The Department for Education said:

“If your work is critical to the Covid-19 response, or you work in one of the critical sectors listed below, and you cannot keep your child safe at home then your children will be prioritised for education provision.”

If a pupil’s legal guardians are a carer or a single parent, then the child is still allowed to attend school as well.

Source HRreview 20-03-2020


If an employee needs time off work to look after someone

Employees are entitled to time off work to help someone who depends on them (a ‘dependant’) in an unexpected event or emergency. This could apply to situations to do with coronavirus.

A dependant does not necessarily live with the person, for example they could be an elderly neighbour or relative who relies on the person for help.

There’s no statutory right to pay for this time off, but some employers might offer pay depending on the contract or workplace policy.
The amount of time off an employee takes to look after someone must be reasonable for the situation. For example, they might take 2 days off to start with, and if more time is needed, they can book holiday.

If a dependant such as a partner, child or relative in the same household gets coronavirus symptoms, they should receive Statutory Sick Pay (SSP) as a minimum for this time. 

School closures

As schools in England, Scotland and Wales will be closing, this will have an affect on care and working arrangements. This may be an anxious time for parents, and employers will need to be planning cover at work. 

If employees need emergency time off for child care or to make new arrangements, they can use:

  • time off to care for someone else
  • holiday, if their employer agrees

Employers and employees can consider these steps:

  • talking to each other early on about time off that might be needed 
  • agreeing regular conversations so both can plan ahead
  • agreeing flexible working instead of taking longer periods of time off, for example working from home or changing working hours to allow for child care

If any agreement is made, it’s a good idea for it to be in writing.

Source ACAS March 2020


Coronavirus: Lay-offs and short-time working

In some situations, an employer might need to close down their business for a short time, or ask staff to reduce their contracted hours.

If the employer thinks they’ll need to do this, it’s important to talk with staff as early as possible and throughout the closure.

Unless it says in the contract or is agreed otherwise, they still need to pay their employees for this time.

Employees who are laid off and are not entitled to their usual pay might be entitled to a ‘statutory guarantee payment’ of up to £29 a day from their employer.

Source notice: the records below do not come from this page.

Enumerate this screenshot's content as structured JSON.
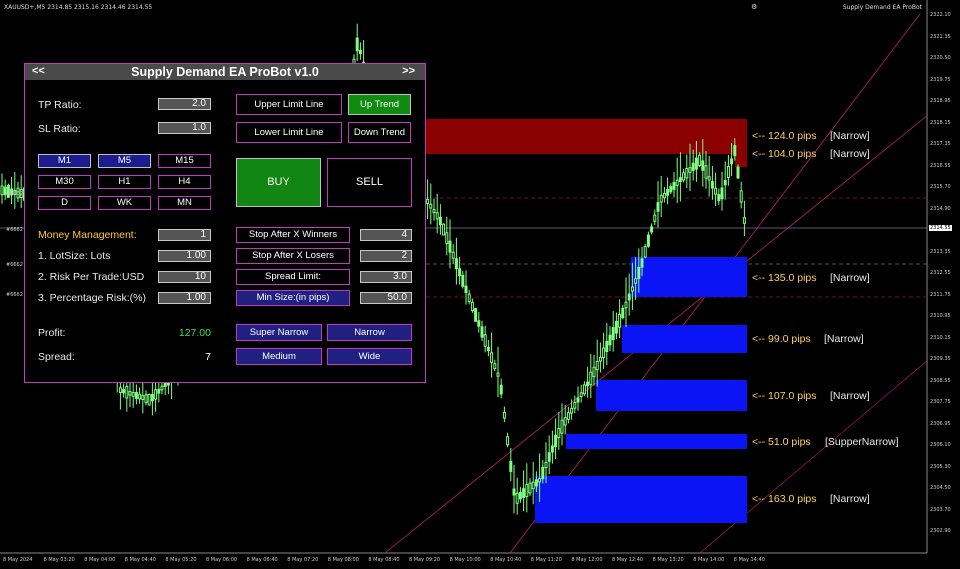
{
  "header": {
    "symbol_info": "XAUUSD+,M5  2314.85 2315.16 2314.46 2314.55",
    "ea_name": "Supply Demand EA ProBot"
  },
  "price_axis": [
    "2322.10",
    "2321.35",
    "2320.50",
    "2319.75",
    "2318.95",
    "2318.15",
    "2317.35",
    "2316.55",
    "2315.70",
    "2314.90",
    "2314.10",
    "2313.35",
    "2312.55",
    "2311.75",
    "2310.95",
    "2310.15",
    "2309.35",
    "2308.55",
    "2307.75",
    "2306.95",
    "2306.10",
    "2305.30",
    "2304.50",
    "2303.70",
    "2302.90"
  ],
  "current_price": "2314.55",
  "time_axis": [
    "8 May 2024",
    "8 May 03:20",
    "8 May 04:00",
    "8 May 04:40",
    "8 May 05:20",
    "8 May 06:00",
    "8 May 06:40",
    "8 May 07:20",
    "8 May 08:00",
    "8 May 08:40",
    "8 May 09:20",
    "8 May 10:00",
    "8 May 10:40",
    "8 May 11:20",
    "8 May 12:00",
    "8 May 12:40",
    "8 May 13:20",
    "8 May 14:00",
    "8 May 14:40"
  ],
  "left_tags": [
    "#6662",
    "#6662",
    "#6662",
    "#6662"
  ],
  "zones": [
    {
      "pips": "<-- 124.0 pips",
      "type": "[Narrow]",
      "color": "#8b0000"
    },
    {
      "pips": "<-- 104.0 pips",
      "type": "[Narrow]",
      "color": "#8b0000"
    },
    {
      "pips": "<-- 135.0 pips",
      "type": "[Narrow]",
      "color": "#0a14f5"
    },
    {
      "pips": "<-- 99.0 pips",
      "type": "[Narrow]",
      "color": "#0a14f5"
    },
    {
      "pips": "<-- 107.0 pips",
      "type": "[Narrow]",
      "color": "#0a14f5"
    },
    {
      "pips": "<-- 51.0 pips",
      "type": "[SupperNarrow]",
      "color": "#0a14f5"
    },
    {
      "pips": "<-- 163.0 pips",
      "type": "[Narrow]",
      "color": "#0a14f5"
    }
  ],
  "panel": {
    "title": "Supply Demand EA ProBot v1.0",
    "nav_prev": "<<",
    "nav_next": ">>",
    "tp_ratio_label": "TP Ratio:",
    "tp_ratio": "2.0",
    "sl_ratio_label": "SL Ratio:",
    "sl_ratio": "1.0",
    "timeframes": [
      "M1",
      "M5",
      "M15",
      "M30",
      "H1",
      "H4",
      "D",
      "WK",
      "MN"
    ],
    "upper_limit_line": "Upper Limit Line",
    "lower_limit_line": "Lower Limit Line",
    "up_trend": "Up Trend",
    "down_trend": "Down Trend",
    "buy": "BUY",
    "sell": "SELL",
    "money_management_label": "Money Management:",
    "money_management": "1",
    "lot_size_label": "1. LotSize: Lots",
    "lot_size": "1.00",
    "risk_per_trade_label": "2. Risk Per Trade:USD",
    "risk_per_trade": "10",
    "percentage_risk_label": "3. Percentage Risk:(%)",
    "percentage_risk": "1.00",
    "stop_after_winners": "Stop After X Winners",
    "winners": "4",
    "stop_after_losers": "Stop After X Losers",
    "losers": "2",
    "spread_limit": "Spread Limit:",
    "spread_limit_value": "3.0",
    "min_size": "Min Size:(in pips)",
    "min_size_value": "50.0",
    "profit_label": "Profit:",
    "profit": "127.00",
    "spread_label": "Spread:",
    "spread": "7",
    "super_narrow": "Super Narrow",
    "narrow": "Narrow",
    "medium": "Medium",
    "wide": "Wide"
  }
}
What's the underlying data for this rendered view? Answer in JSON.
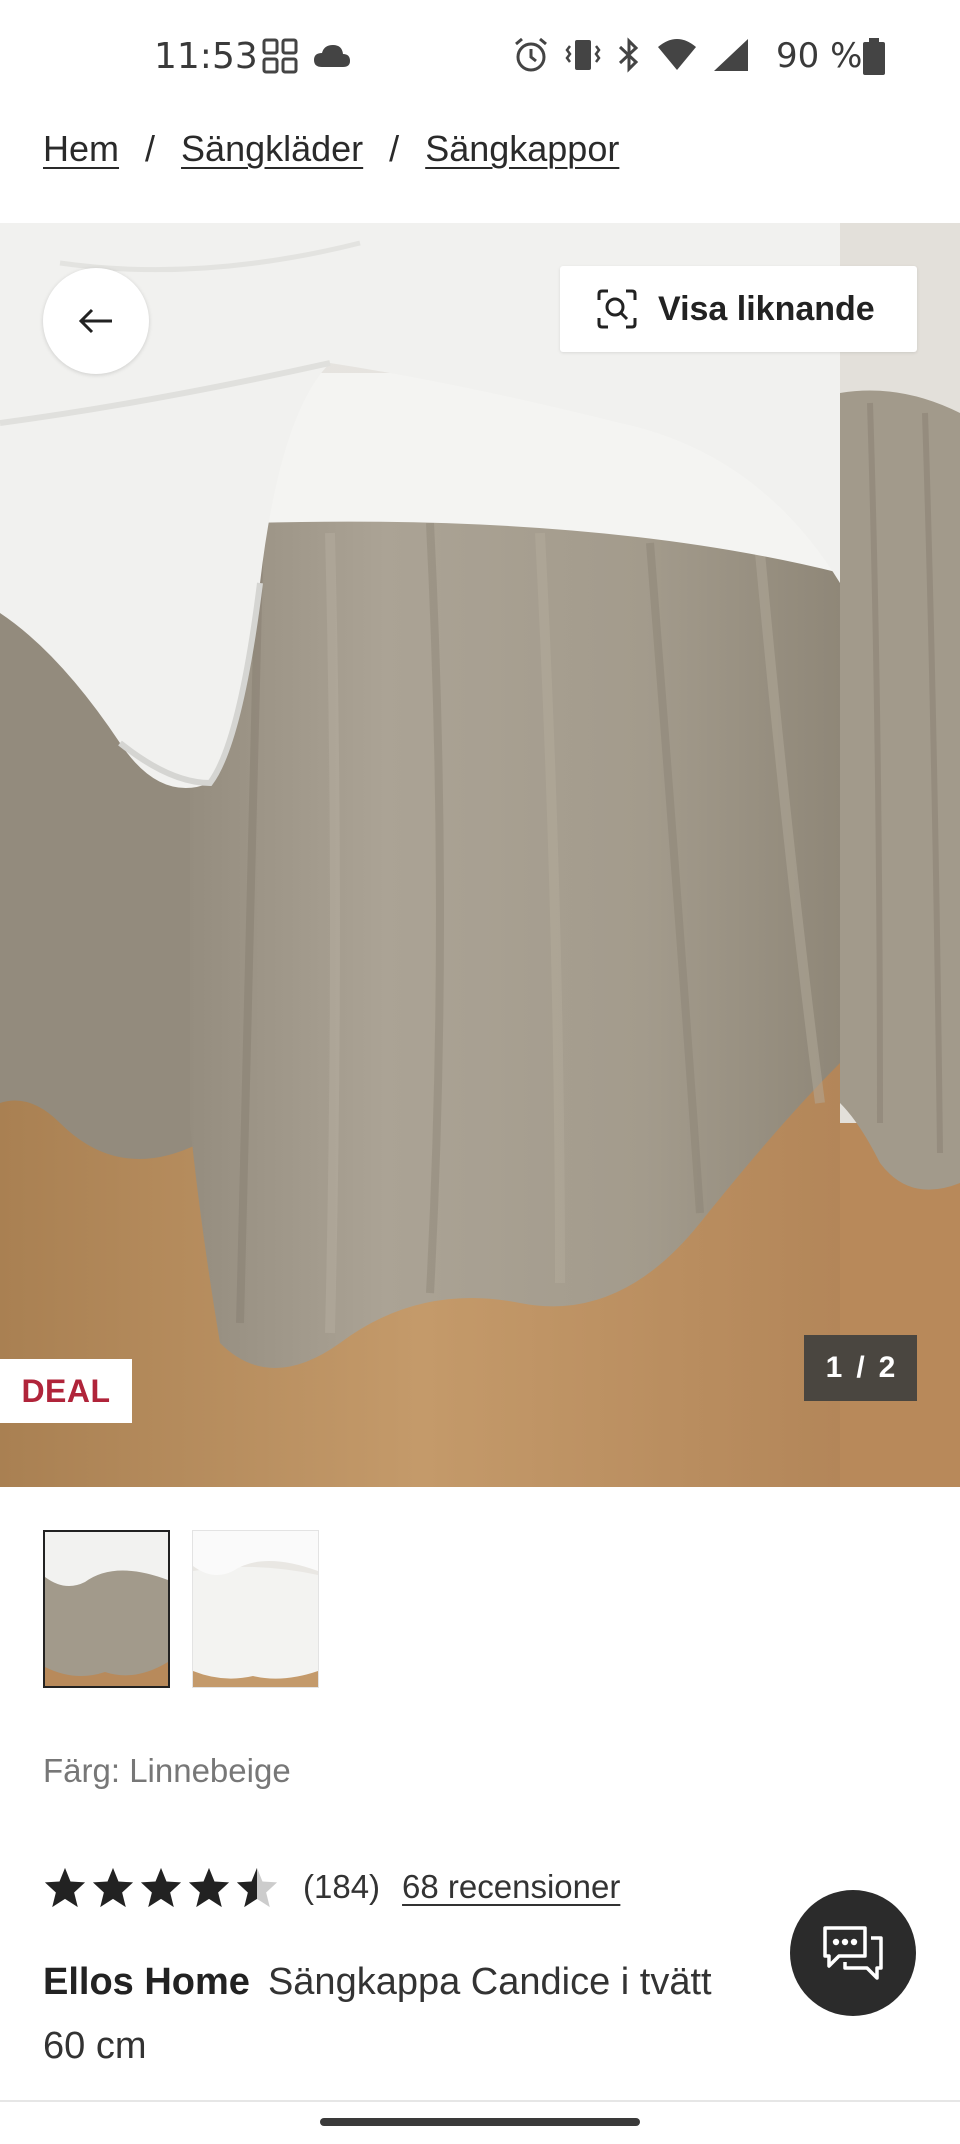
{
  "status_bar": {
    "time": "11:53",
    "battery": "90 %",
    "icons": [
      "grid-icon",
      "cloud-icon",
      "alarm-icon",
      "vibrate-icon",
      "bluetooth-icon",
      "wifi-icon",
      "signal-icon",
      "battery-icon"
    ]
  },
  "breadcrumb": {
    "items": [
      "Hem",
      "Sängkläder",
      "Sängkappor"
    ],
    "separator": "/"
  },
  "gallery": {
    "similar_label": "Visa liknande",
    "deal_label": "DEAL",
    "counter": {
      "current": "1",
      "sep": "/",
      "total": "2"
    },
    "back_icon": "arrow-left-icon",
    "similar_icon": "visual-search-icon"
  },
  "product": {
    "color_label": "Färg: Linnebeige",
    "rating": 4.5,
    "rating_count": "(184)",
    "reviews_link": "68 recensioner",
    "brand": "Ellos Home",
    "name": "Sängkappa Candice i tvätt",
    "name_line2": "60 cm"
  },
  "colors": {
    "deal": "#b0243a",
    "linen": "#a49c8d",
    "duvet": "#f0f0ee",
    "floor": "#b58a5d",
    "chat_bg": "#2b2b2b"
  },
  "chat": {
    "icon": "chat-bubbles-icon"
  }
}
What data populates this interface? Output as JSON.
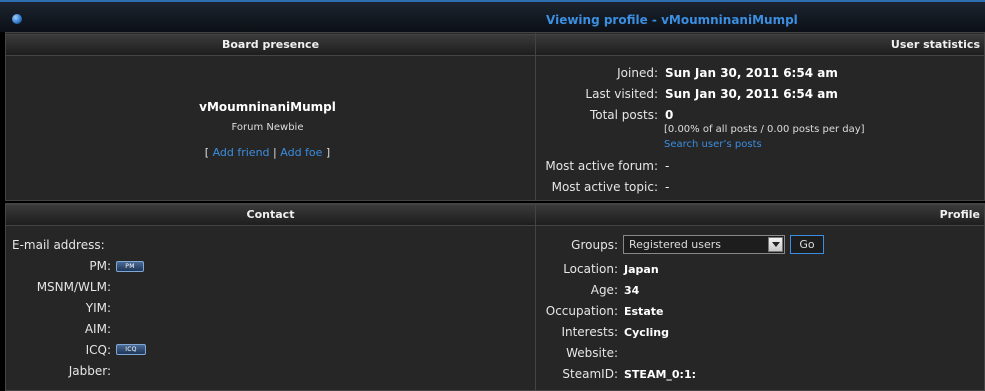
{
  "window": {
    "title": "Viewing profile - vMoumninaniMumpl"
  },
  "board_presence": {
    "header": "Board presence",
    "username": "vMoumninaniMumpl",
    "rank": "Forum Newbie",
    "links_prefix": "[",
    "add_friend": "Add friend",
    "links_separator": "|",
    "add_foe": "Add foe",
    "links_suffix": "]"
  },
  "user_statistics": {
    "header": "User statistics",
    "joined_label": "Joined:",
    "joined_value": "Sun Jan 30, 2011 6:54 am",
    "last_visited_label": "Last visited:",
    "last_visited_value": "Sun Jan 30, 2011 6:54 am",
    "total_posts_label": "Total posts:",
    "total_posts_value": "0",
    "posts_detail": "[0.00% of all posts / 0.00 posts per day]",
    "search_posts_link": "Search user’s posts",
    "most_active_forum_label": "Most active forum:",
    "most_active_forum_value": "-",
    "most_active_topic_label": "Most active topic:",
    "most_active_topic_value": "-"
  },
  "contact": {
    "header": "Contact",
    "email_label": "E-mail address:",
    "pm_label": "PM:",
    "pm_icon_text": "PM",
    "msnm_label": "MSNM/WLM:",
    "yim_label": "YIM:",
    "aim_label": "AIM:",
    "icq_label": "ICQ:",
    "icq_icon_text": "ICQ",
    "jabber_label": "Jabber:"
  },
  "profile": {
    "header": "Profile",
    "groups_label": "Groups:",
    "groups_selected": "Registered users",
    "go_button": "Go",
    "location_label": "Location:",
    "location_value": "Japan",
    "age_label": "Age:",
    "age_value": "34",
    "occupation_label": "Occupation:",
    "occupation_value": "Estate",
    "interests_label": "Interests:",
    "interests_value": "Cycling",
    "website_label": "Website:",
    "steamid_label": "SteamID:",
    "steamid_value": "STEAM_0:1:"
  }
}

This is limited to a maximum of 5 days in any period of 3 months. On days when a guarantee payment is not payable, employees might be able to claim Jobseekers Allowance from Jobcentre Plus.

Using holiday

Employers have the right to tell employees and workers when to take holiday if they need to. For example, they can decide to shut for a week and everyone has to use their holiday entitlement.

If the employer does decide to do this, they must tell staff at least twice as many days before as the amount of days they need people to take.

For example, if they want to close for 5 days, they should tell everyone at least 10 days before.

This could affect holiday staff have already booked or planned. So employers should:

  • explain clearly why they need to close
  • try and resolve anyone’s worries about how it will affect their holiday entitlement or plans

Source ACAS March 2020